:: REQUIRED ACTION ::
Could the data below be printed out exactly, with the pictures left out?

:: LISTED ENTRIES ::
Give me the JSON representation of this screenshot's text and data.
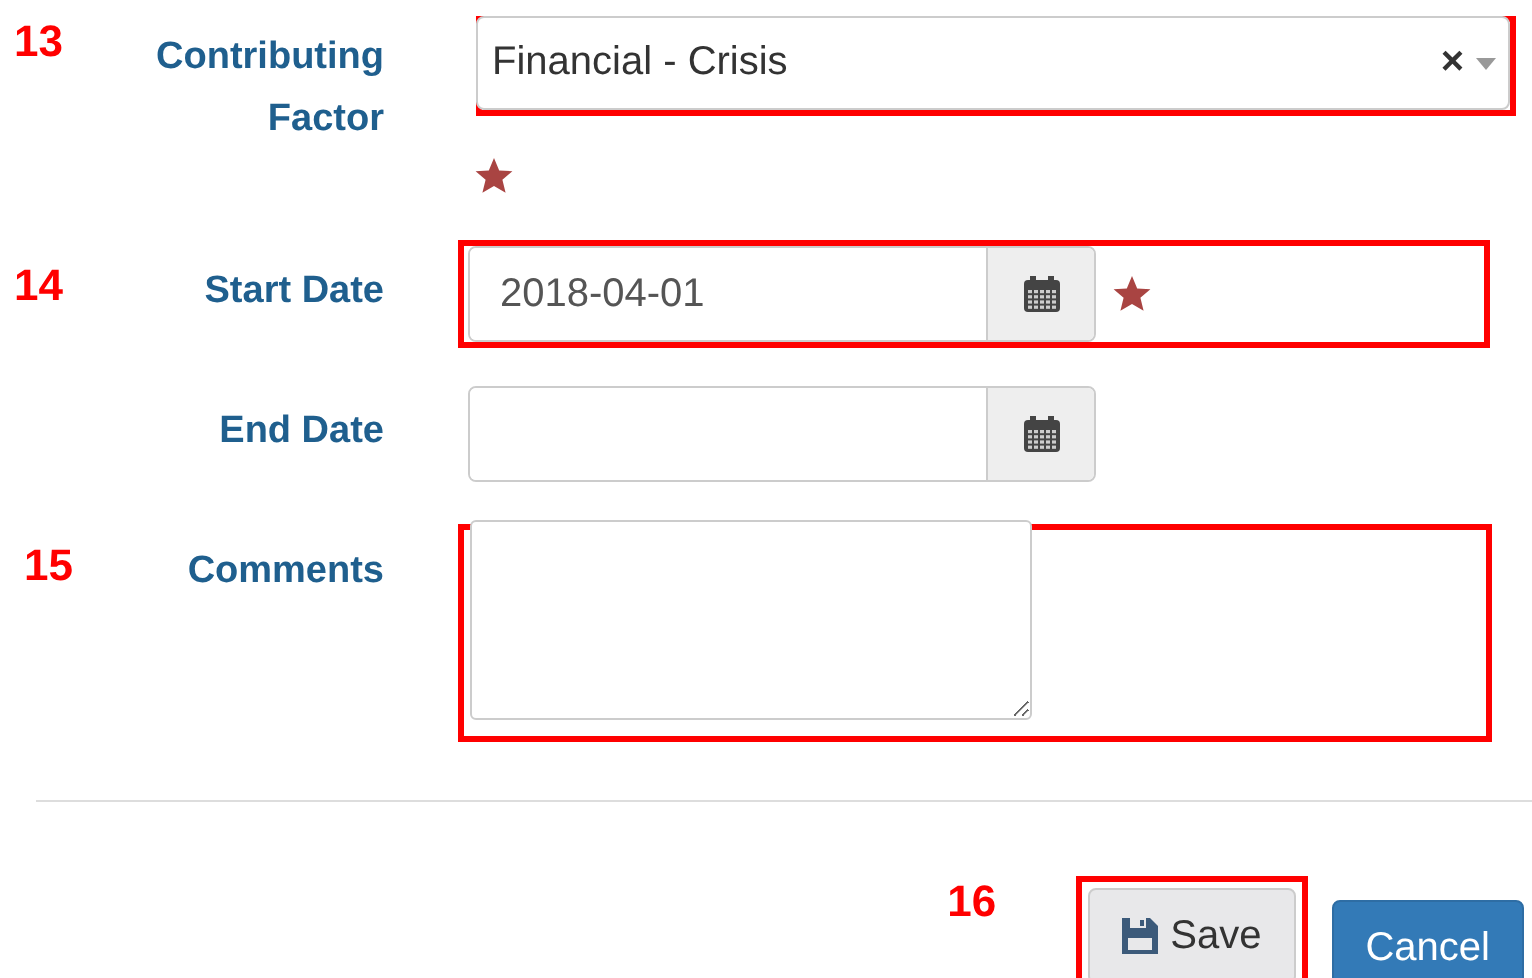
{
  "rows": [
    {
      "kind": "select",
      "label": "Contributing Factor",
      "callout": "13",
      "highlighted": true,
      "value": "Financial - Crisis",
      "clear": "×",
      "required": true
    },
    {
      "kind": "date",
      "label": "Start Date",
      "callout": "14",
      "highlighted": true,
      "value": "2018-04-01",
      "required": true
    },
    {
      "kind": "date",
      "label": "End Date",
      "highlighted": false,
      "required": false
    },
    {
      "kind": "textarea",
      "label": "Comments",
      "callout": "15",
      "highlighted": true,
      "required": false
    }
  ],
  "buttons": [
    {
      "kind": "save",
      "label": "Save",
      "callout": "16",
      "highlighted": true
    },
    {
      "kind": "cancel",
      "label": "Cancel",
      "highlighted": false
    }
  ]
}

:: RESULT FOR THIS TASK ::
Give me the JSON representation of this screenshot's text and data.
{
  "rows": [
    {
      "kind": "select",
      "label": "Contributing Factor",
      "callout": "13",
      "highlighted": true,
      "value": "Financial - Crisis",
      "clear": "×",
      "required": true
    },
    {
      "kind": "date",
      "label": "Start Date",
      "callout": "14",
      "highlighted": true,
      "value": "2018-04-01",
      "required": true
    },
    {
      "kind": "date",
      "label": "End Date",
      "highlighted": false,
      "required": false
    },
    {
      "kind": "textarea",
      "label": "Comments",
      "callout": "15",
      "highlighted": true,
      "required": false
    }
  ],
  "buttons": [
    {
      "kind": "save",
      "label": "Save",
      "callout": "16",
      "highlighted": true
    },
    {
      "kind": "cancel",
      "label": "Cancel",
      "highlighted": false
    }
  ]
}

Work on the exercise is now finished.